Jo Hyunjoo of South Korea waves to spectators on the podium after winning the women's vault final at the 26th Summer Universiade in Shenzhen August 16, 2011. [Photo/Xinhua]
She got injured, she came back from hospital, and she won a gold medal. All in 24 hours.
Jo Hyunjoo, an 18-year-old student from South Korea, showed her strong nerve in the women's vault final at the Shenzhen Universiade here on Tuesday night.
"My injury is not very serious.
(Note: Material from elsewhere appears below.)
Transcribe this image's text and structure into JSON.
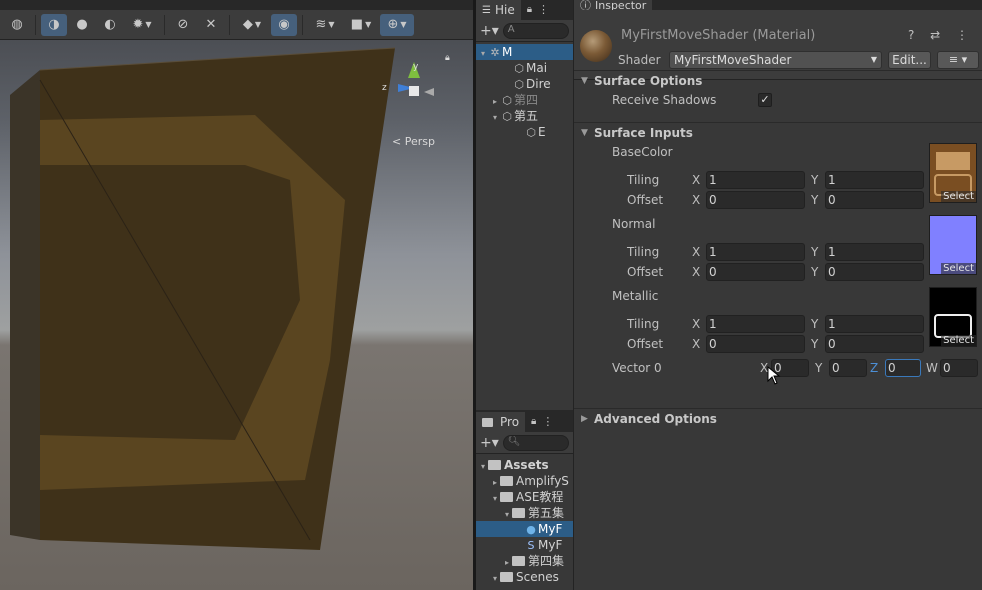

I am very happy to win a gold as it's my first time to attend the Universiade," she said in smile at the press conference after her triumph on the vault.
Ranking first in the preliminary round of the women's all-around final, Jo was the most favorite to win a gold medal on Monday afternoon. Unfortunately, spectators, who were amazed by her beautiful unfoldings and steady finish, were stunned by her fall off the uneven bars with her head toward the ground.
She was rushed to a medical room in the gymnasium on a stretcher. Medical staff said that she might have her cervical vertebra injured, if confirmed, would ruined her career, even her life.
Thousands of spectators would recall their painful memory on a similar case -- Chinese gymnast Sang Lan, who injured her neck in the United States at Goodwill Games in 1998, is still trapped in a wheelchair.
South Korean gymnast Jo Hyun-joo lies on the ground after falling off the uneven bars during the women's all-around final at the 26th Summer Universiade in Shenzhen, Aug 15, 2011. [Photo/Asianewsphoto]
But Jo is lucky.
Four hours later, she was released from hospital with the diagnosis that only a soft tissue was injured to her neck, relieving thousands who were caring about her injury.
However, no one could believe her neck could bear a medal's weight last night, let alone a gold.
Twenty hours later, Jo, rallying from the injury, finished her first vault with a soft rolling flight and a neat steady landing.
She got an incredible 14.225 points.
Spectators could see the smile on her face when she prepared for her final vault; a 5.0 difficulty would cause no problem for her. 14.087 in average, she dominated the competition with an advantage of 0.2 points.
"I've got some pain on my neck tonight, but nothing serious," Jo said with the gold medal hanging around her neck.